In the end, the solution was obvious. Cron.
This will help you fix it:
Fire up cron’s table in your favourite editor (vi/nano)
But before you do that. Decide your method of maintaining the resolv.conf list. You need to either copy a resolv.conf (our modified one), or directly append the file with a localhost DNS reference, making the server 1st priority.
Make a custom resolv.conf
Do this if you have other settings such as domains “search somedomain.com”. We do this by making a script directory; copying the current resolv.conf; editing it to how we want; copying it as a cron job.
- mkdir /scripts/
- cp /etc/resolv.conf /scripts/resolv.conf
- nano /scripts/resolv.conf #add your settings
- Next add the following to crontab:
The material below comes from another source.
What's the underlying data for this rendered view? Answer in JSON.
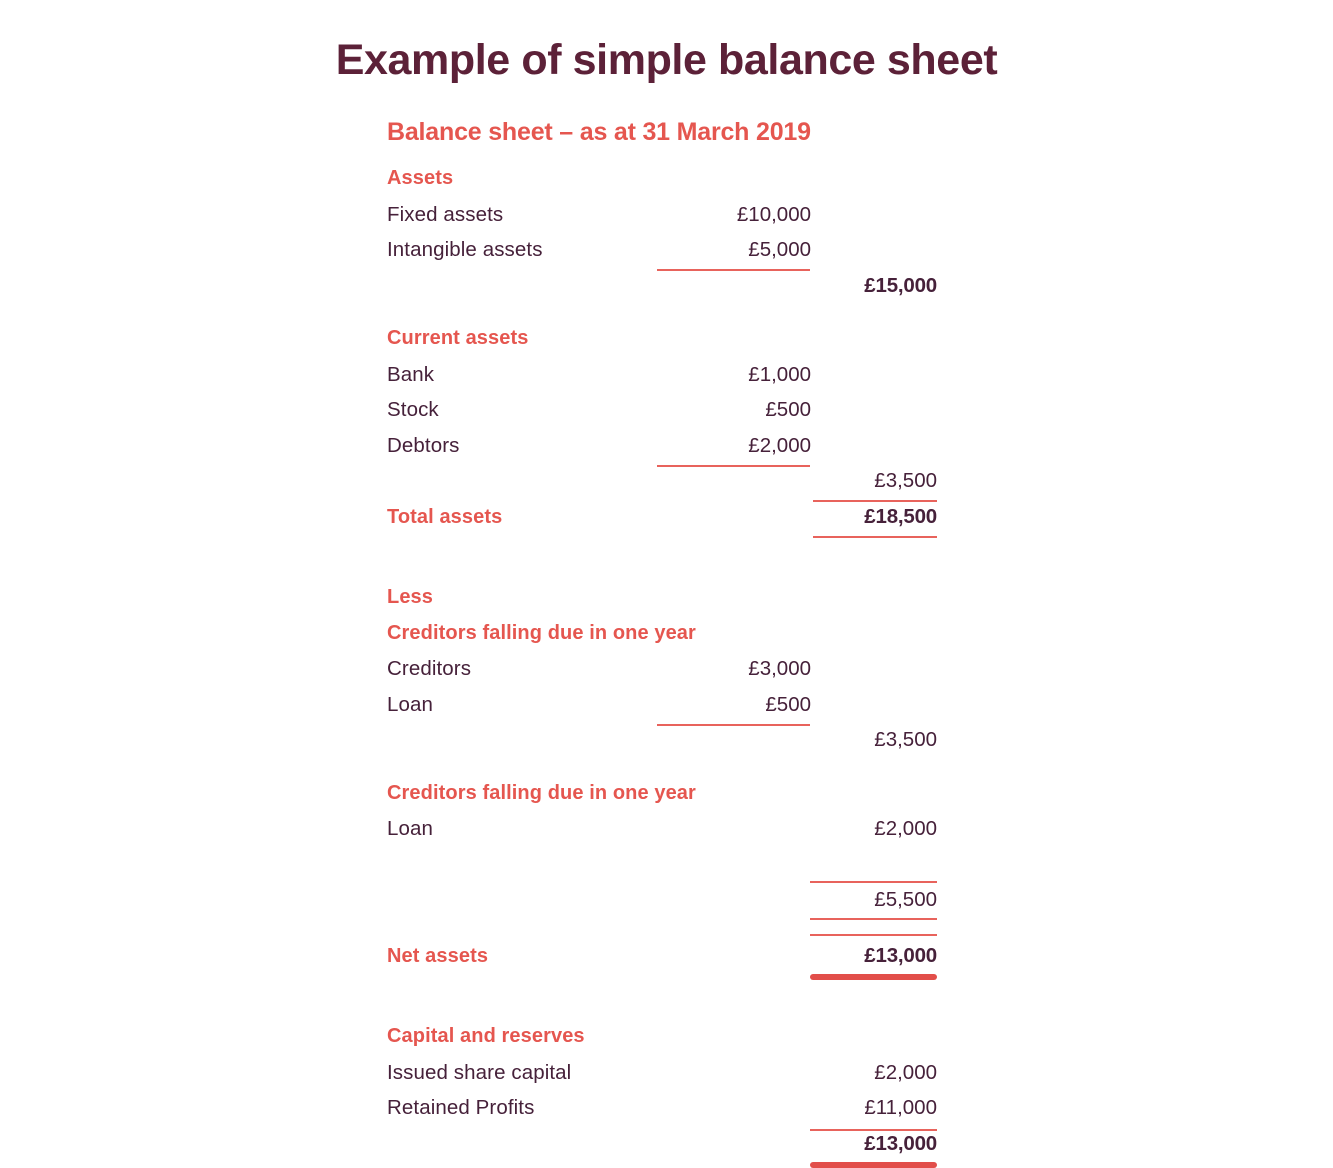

- @reboot cp /scripts/resolv.conf /etc/resolv.conf
Append the current file
This requires no extra files. It is the simplest way and is easy if all you want to add is DNS Servers. To add localhost for example, one would add:
- @reboot echo “127.0.0.1″ >>/etc/resolv.conf to append the file.
- Remember this is flexible.
- echo -e “127.0.0.1\n192.168.1.2″ >>/etc/resolv.conf # would add dns servers 127.0.0.1 and 192.168.1.2 in that priority
- echo -e “127.0.0.1″>/etc/resolv.conf # would erase the current configuration first
- However if using such flexibility, it is probably better to define a resolv.conf and then copy it over with
Cron will now execute this command at reboot, appending your DNS settings accordingly.
This solution appears to not be limited to hypervisors, but to many applications, such as NetworkManager. You may need to restart network settings (/etc/init.d/networking restart) – I do not have this problem, but depending on the complexity of modifications, baring in mind these adaptations can be used on /etc/network/interfaces, you may need to restart networking through either a script executed by cron (@reboot /script/foo) or by cron itself (@reboot /etc/init.d/networking restart).